ACTIVITY: Only an exact repetition of the entries will do.

DATA RECORDS:
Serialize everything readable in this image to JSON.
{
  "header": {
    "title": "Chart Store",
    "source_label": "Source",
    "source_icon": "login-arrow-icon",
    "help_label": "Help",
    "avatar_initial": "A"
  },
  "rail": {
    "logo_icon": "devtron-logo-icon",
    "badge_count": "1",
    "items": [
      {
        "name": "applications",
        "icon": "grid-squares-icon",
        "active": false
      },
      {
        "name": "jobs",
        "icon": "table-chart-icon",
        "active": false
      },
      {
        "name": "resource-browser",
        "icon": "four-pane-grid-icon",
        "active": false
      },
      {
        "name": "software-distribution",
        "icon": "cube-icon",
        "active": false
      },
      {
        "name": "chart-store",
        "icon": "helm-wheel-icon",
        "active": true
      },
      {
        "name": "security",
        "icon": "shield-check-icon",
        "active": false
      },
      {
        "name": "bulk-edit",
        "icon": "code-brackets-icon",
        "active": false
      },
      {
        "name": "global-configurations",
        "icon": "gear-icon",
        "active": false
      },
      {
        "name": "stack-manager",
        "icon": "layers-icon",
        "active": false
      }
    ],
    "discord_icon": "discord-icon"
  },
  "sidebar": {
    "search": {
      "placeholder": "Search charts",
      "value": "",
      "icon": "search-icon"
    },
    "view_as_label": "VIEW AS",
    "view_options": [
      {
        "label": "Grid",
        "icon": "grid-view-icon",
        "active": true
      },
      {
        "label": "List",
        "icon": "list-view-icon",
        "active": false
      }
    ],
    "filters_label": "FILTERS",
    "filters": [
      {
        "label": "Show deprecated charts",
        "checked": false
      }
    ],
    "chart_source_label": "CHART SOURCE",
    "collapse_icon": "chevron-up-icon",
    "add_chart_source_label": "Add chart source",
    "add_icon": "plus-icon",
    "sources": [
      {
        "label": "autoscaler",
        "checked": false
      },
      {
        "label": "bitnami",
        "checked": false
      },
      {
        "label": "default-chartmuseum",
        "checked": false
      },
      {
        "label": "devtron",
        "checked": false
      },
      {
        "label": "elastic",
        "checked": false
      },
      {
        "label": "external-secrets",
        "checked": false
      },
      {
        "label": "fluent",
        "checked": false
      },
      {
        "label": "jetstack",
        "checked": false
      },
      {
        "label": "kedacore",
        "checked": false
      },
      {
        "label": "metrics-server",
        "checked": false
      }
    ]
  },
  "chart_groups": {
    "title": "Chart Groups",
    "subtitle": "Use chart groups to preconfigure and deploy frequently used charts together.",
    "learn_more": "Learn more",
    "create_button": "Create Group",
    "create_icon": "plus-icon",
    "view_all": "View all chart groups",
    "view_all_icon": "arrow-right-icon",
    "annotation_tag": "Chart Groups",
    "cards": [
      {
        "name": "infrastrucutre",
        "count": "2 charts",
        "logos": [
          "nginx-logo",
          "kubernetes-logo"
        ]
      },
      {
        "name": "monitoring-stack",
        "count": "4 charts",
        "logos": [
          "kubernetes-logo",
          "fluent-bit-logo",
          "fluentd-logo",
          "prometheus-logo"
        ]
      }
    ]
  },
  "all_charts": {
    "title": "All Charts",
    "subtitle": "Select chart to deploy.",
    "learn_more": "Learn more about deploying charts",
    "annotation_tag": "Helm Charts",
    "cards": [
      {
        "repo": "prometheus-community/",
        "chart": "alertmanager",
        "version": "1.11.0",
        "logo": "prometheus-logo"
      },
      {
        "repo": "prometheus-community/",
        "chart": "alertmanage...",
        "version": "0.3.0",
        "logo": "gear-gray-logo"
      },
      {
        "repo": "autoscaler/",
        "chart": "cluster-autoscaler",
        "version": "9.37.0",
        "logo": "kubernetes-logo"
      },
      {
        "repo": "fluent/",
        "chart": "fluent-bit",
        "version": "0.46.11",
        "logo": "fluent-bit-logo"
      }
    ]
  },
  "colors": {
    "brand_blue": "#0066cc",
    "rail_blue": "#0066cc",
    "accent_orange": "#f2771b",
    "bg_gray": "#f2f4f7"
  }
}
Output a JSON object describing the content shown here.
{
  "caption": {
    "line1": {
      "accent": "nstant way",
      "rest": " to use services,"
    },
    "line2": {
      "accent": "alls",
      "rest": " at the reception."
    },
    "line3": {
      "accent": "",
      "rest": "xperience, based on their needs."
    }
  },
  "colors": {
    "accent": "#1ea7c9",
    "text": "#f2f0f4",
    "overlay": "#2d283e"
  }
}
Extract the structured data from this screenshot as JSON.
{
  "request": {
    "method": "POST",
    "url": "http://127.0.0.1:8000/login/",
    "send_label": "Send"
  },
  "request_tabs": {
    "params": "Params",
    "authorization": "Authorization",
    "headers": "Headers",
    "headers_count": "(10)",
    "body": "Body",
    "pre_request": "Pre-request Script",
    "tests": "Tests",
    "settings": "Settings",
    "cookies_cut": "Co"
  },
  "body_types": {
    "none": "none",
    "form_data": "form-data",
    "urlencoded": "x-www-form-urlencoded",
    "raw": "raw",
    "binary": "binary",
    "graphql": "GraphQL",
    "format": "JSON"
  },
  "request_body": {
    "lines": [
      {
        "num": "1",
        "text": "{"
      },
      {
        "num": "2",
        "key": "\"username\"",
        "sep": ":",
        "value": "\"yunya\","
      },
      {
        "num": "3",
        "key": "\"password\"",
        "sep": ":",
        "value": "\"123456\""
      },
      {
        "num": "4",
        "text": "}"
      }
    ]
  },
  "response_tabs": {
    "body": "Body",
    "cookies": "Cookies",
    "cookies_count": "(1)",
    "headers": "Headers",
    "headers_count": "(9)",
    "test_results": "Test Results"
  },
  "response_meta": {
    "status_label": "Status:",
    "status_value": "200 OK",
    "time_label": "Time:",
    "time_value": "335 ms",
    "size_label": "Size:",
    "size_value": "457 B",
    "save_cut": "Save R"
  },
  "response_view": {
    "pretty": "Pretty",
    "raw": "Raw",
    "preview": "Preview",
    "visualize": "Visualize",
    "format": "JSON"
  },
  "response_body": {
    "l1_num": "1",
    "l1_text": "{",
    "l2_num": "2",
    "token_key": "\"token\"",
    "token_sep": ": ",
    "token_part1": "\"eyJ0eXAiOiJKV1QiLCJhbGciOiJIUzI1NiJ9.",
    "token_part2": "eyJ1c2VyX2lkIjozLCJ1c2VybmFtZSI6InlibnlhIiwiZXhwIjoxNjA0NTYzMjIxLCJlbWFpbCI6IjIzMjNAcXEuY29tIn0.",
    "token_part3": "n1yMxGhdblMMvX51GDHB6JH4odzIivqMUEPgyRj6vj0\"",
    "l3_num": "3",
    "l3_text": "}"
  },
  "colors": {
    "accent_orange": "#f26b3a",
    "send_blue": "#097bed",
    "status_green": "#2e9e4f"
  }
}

YOUR SOLUTION:
Serialize everything readable in this image to JSON.
{
  "header": {
    "title": "Chart Store",
    "source_label": "Source",
    "source_icon": "login-arrow-icon",
    "help_label": "Help",
    "avatar_initial": "A"
  },
  "rail": {
    "logo_icon": "devtron-logo-icon",
    "badge_count": "1",
    "items": [
      {
        "name": "applications",
        "icon": "grid-squares-icon",
        "active": false
      },
      {
        "name": "jobs",
        "icon": "table-chart-icon",
        "active": false
      },
      {
        "name": "resource-browser",
        "icon": "four-pane-grid-icon",
        "active": false
      },
      {
        "name": "software-distribution",
        "icon": "cube-icon",
        "active": false
      },
      {
        "name": "chart-store",
        "icon": "helm-wheel-icon",
        "active": true
      },
      {
        "name": "security",
        "icon": "shield-check-icon",
        "active": false
      },
      {
        "name": "bulk-edit",
        "icon": "code-brackets-icon",
        "active": false
      },
      {
        "name": "global-configurations",
        "icon": "gear-icon",
        "active": false
      },
      {
        "name": "stack-manager",
        "icon": "layers-icon",
        "active": false
      }
    ],
    "discord_icon": "discord-icon"
  },
  "sidebar": {
    "search": {
      "placeholder": "Search charts",
      "value": "",
      "icon": "search-icon"
    },
    "view_as_label": "VIEW AS",
    "view_options": [
      {
        "label": "Grid",
        "icon": "grid-view-icon",
        "active": true
      },
      {
        "label": "List",
        "icon": "list-view-icon",
        "active": false
      }
    ],
    "filters_label": "FILTERS",
    "filters": [
      {
        "label": "Show deprecated charts",
        "checked": false
      }
    ],
    "chart_source_label": "CHART SOURCE",
    "collapse_icon": "chevron-up-icon",
    "add_chart_source_label": "Add chart source",
    "add_icon": "plus-icon",
    "sources": [
      {
        "label": "autoscaler",
        "checked": false
      },
      {
        "label": "bitnami",
        "checked": false
      },
      {
        "label": "default-chartmuseum",
        "checked": false
      },
      {
        "label": "devtron",
        "checked": false
      },
      {
        "label": "elastic",
        "checked": false
      },
      {
        "label": "external-secrets",
        "checked": false
      },
      {
        "label": "fluent",
        "checked": false
      },
      {
        "label": "jetstack",
        "checked": false
      },
      {
        "label": "kedacore",
        "checked": false
      },
      {
        "label": "metrics-server",
        "checked": false
      }
    ]
  },
  "chart_groups": {
    "title": "Chart Groups",
    "subtitle": "Use chart groups to preconfigure and deploy frequently used charts together.",
    "learn_more": "Learn more",
    "create_button": "Create Group",
    "create_icon": "plus-icon",
    "view_all": "View all chart groups",
    "view_all_icon": "arrow-right-icon",
    "annotation_tag": "Chart Groups",
    "cards": [
      {
        "name": "infrastrucutre",
        "count": "2 charts",
        "logos": [
          "nginx-logo",
          "kubernetes-logo"
        ]
      },
      {
        "name": "monitoring-stack",
        "count": "4 charts",
        "logos": [
          "kubernetes-logo",
          "fluent-bit-logo",
          "fluentd-logo",
          "prometheus-logo"
        ]
      }
    ]
  },
  "all_charts": {
    "title": "All Charts",
    "subtitle": "Select chart to deploy.",
    "learn_more": "Learn more about deploying charts",
    "annotation_tag": "Helm Charts",
    "cards": [
      {
        "repo": "prometheus-community/",
        "chart": "alertmanager",
        "version": "1.11.0",
        "logo": "prometheus-logo"
      },
      {
        "repo": "prometheus-community/",
        "chart": "alertmanage...",
        "version": "0.3.0",
        "logo": "gear-gray-logo"
      },
      {
        "repo": "autoscaler/",
        "chart": "cluster-autoscaler",
        "version": "9.37.0",
        "logo": "kubernetes-logo"
      },
      {
        "repo": "fluent/",
        "chart": "fluent-bit",
        "version": "0.46.11",
        "logo": "fluent-bit-logo"
      }
    ]
  },
  "colors": {
    "brand_blue": "#0066cc",
    "rail_blue": "#0066cc",
    "accent_orange": "#f2771b",
    "bg_gray": "#f2f4f7"
  }
}
Output a JSON object describing the content shown here.
{
  "caption": {
    "line1": {
      "accent": "nstant way",
      "rest": " to use services,"
    },
    "line2": {
      "accent": "alls",
      "rest": " at the reception."
    },
    "line3": {
      "accent": "",
      "rest": "xperience, based on their needs."
    }
  },
  "colors": {
    "accent": "#1ea7c9",
    "text": "#f2f0f4",
    "overlay": "#2d283e"
  }
}
Extract the structured data from this screenshot as JSON.
{
  "request": {
    "method": "POST",
    "url": "http://127.0.0.1:8000/login/",
    "send_label": "Send"
  },
  "request_tabs": {
    "params": "Params",
    "authorization": "Authorization",
    "headers": "Headers",
    "headers_count": "(10)",
    "body": "Body",
    "pre_request": "Pre-request Script",
    "tests": "Tests",
    "settings": "Settings",
    "cookies_cut": "Co"
  },
  "body_types": {
    "none": "none",
    "form_data": "form-data",
    "urlencoded": "x-www-form-urlencoded",
    "raw": "raw",
    "binary": "binary",
    "graphql": "GraphQL",
    "format": "JSON"
  },
  "request_body": {
    "lines": [
      {
        "num": "1",
        "text": "{"
      },
      {
        "num": "2",
        "key": "\"username\"",
        "sep": ":",
        "value": "\"yunya\","
      },
      {
        "num": "3",
        "key": "\"password\"",
        "sep": ":",
        "value": "\"123456\""
      },
      {
        "num": "4",
        "text": "}"
      }
    ]
  },
  "response_tabs": {
    "body": "Body",
    "cookies": "Cookies",
    "cookies_count": "(1)",
    "headers": "Headers",
    "headers_count": "(9)",
    "test_results": "Test Results"
  },
  "response_meta": {
    "status_label": "Status:",
    "status_value": "200 OK",
    "time_label": "Time:",
    "time_value": "335 ms",
    "size_label": "Size:",
    "size_value": "457 B",
    "save_cut": "Save R"
  },
  "response_view": {
    "pretty": "Pretty",
    "raw": "Raw",
    "preview": "Preview",
    "visualize": "Visualize",
    "format": "JSON"
  },
  "response_body": {
    "l1_num": "1",
    "l1_text": "{",
    "l2_num": "2",
    "token_key": "\"token\"",
    "token_sep": ": ",
    "token_part1": "\"eyJ0eXAiOiJKV1QiLCJhbGciOiJIUzI1NiJ9.",
    "token_part2": "eyJ1c2VyX2lkIjozLCJ1c2VybmFtZSI6InlibnlhIiwiZXhwIjoxNjA0NTYzMjIxLCJlbWFpbCI6IjIzMjNAcXEuY29tIn0.",
    "token_part3": "n1yMxGhdblMMvX51GDHB6JH4odzIivqMUEPgyRj6vj0\"",
    "l3_num": "3",
    "l3_text": "}"
  },
  "colors": {
    "accent_orange": "#f26b3a",
    "send_blue": "#097bed",
    "status_green": "#2e9e4f"
  }
}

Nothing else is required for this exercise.